» **Work instructions**
Take each line below that has "Progress" and copy it.

——————

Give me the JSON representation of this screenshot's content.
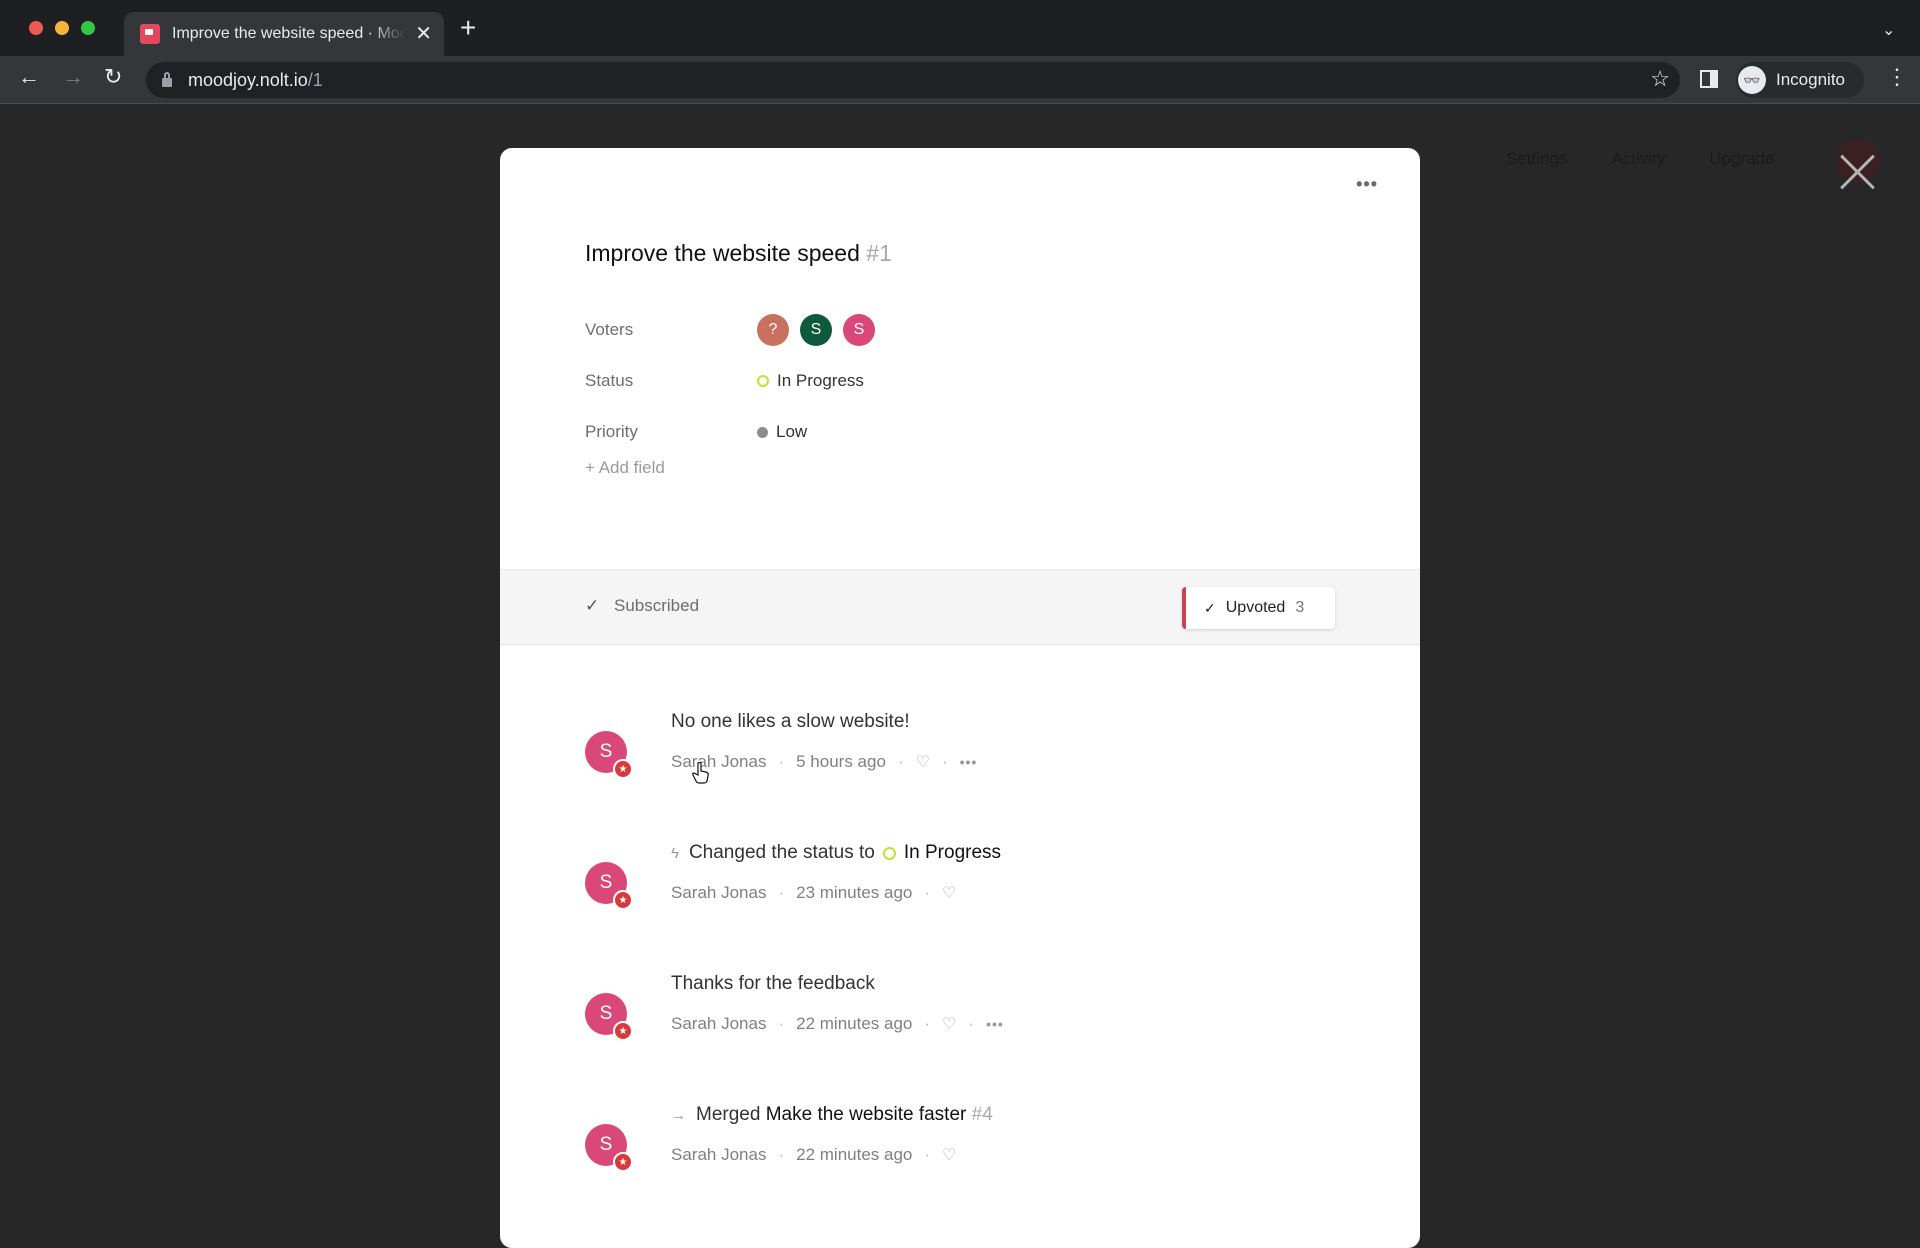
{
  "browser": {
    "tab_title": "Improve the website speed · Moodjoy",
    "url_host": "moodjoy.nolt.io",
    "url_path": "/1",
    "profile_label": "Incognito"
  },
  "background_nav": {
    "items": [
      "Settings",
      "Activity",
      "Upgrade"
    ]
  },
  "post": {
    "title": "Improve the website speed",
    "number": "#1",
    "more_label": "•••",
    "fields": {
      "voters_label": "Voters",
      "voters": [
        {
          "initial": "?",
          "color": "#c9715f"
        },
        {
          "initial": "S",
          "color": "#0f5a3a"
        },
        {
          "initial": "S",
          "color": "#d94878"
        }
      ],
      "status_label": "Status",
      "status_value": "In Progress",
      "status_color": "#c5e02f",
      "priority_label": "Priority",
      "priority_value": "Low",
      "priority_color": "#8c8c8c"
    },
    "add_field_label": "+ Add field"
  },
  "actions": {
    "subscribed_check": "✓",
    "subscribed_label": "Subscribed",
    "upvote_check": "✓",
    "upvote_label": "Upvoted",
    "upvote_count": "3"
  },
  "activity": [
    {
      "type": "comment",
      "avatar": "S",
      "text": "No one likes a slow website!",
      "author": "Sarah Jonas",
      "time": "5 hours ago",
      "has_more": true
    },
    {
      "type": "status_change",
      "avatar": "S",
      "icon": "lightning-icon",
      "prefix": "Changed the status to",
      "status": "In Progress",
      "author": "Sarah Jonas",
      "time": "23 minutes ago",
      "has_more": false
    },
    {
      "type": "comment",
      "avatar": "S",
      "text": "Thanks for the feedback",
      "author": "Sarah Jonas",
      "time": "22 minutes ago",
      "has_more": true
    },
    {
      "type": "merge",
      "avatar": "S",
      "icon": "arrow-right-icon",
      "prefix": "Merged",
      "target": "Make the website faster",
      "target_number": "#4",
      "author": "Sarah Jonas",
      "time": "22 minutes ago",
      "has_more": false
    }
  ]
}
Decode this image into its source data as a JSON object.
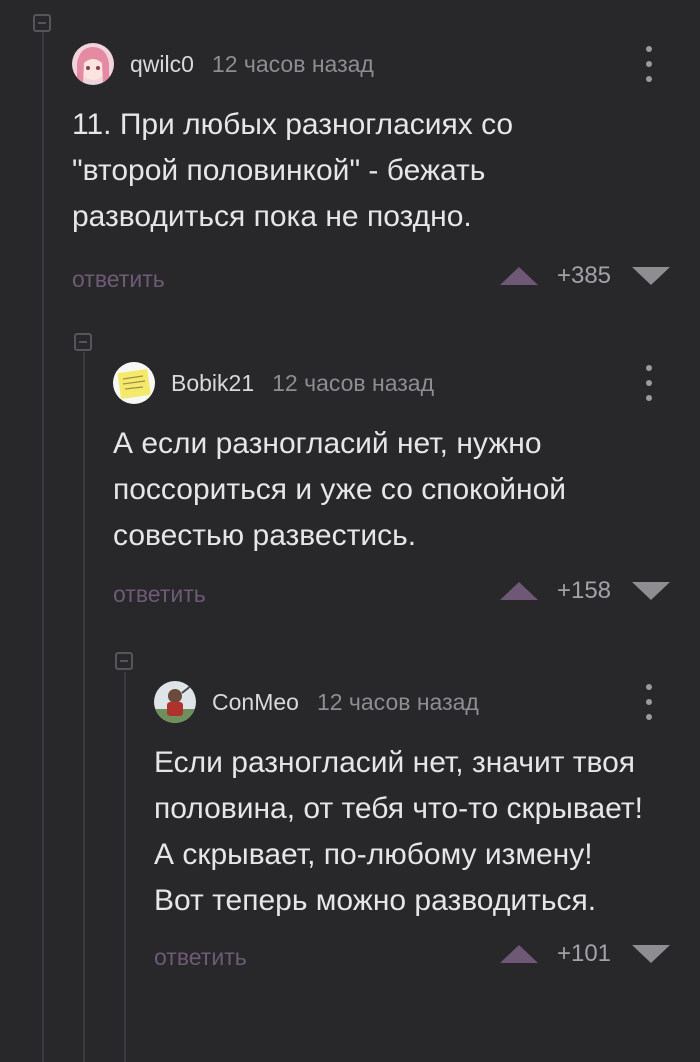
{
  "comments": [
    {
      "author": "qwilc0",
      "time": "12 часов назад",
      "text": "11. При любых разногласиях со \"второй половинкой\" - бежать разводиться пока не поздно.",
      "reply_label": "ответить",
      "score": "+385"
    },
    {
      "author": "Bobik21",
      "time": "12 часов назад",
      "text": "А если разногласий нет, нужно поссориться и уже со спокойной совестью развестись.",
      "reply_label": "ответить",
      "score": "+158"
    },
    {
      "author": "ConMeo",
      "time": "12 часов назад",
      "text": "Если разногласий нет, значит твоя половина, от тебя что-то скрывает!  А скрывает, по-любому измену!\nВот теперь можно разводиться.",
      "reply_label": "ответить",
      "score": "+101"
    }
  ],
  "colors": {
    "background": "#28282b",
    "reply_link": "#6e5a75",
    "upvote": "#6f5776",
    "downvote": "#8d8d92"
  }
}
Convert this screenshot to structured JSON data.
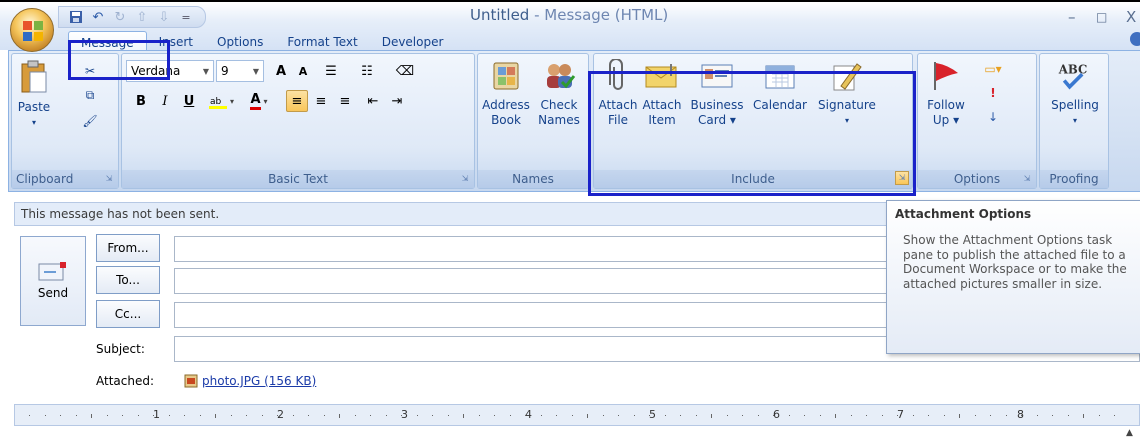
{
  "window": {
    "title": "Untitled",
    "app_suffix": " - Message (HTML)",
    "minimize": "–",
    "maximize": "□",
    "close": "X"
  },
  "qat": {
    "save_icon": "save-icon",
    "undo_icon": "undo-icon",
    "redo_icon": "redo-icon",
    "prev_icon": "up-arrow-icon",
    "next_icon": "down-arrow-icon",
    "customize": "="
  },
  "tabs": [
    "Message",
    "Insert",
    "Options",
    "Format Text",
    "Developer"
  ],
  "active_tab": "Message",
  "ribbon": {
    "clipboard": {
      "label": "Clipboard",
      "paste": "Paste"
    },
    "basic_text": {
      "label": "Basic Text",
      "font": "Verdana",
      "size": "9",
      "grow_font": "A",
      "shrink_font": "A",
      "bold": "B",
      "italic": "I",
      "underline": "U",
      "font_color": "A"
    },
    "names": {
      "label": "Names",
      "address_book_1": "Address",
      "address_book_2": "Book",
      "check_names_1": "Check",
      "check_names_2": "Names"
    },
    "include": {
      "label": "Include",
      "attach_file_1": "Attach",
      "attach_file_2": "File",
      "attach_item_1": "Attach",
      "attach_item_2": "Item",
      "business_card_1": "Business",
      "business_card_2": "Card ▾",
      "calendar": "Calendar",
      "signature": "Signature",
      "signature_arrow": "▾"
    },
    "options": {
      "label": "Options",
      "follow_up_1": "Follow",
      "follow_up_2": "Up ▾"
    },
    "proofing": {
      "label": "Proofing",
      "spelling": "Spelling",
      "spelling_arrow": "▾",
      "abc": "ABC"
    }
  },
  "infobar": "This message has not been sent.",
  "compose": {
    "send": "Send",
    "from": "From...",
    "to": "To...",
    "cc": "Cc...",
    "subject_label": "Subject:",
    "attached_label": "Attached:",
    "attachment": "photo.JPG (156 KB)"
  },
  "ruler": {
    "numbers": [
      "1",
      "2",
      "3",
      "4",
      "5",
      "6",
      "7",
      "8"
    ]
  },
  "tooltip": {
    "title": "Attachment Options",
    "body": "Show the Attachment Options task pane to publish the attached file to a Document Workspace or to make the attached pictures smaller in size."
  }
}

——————

» **Solution for this problem**
      "status_value": "In Progress",
      "status": "In Progress",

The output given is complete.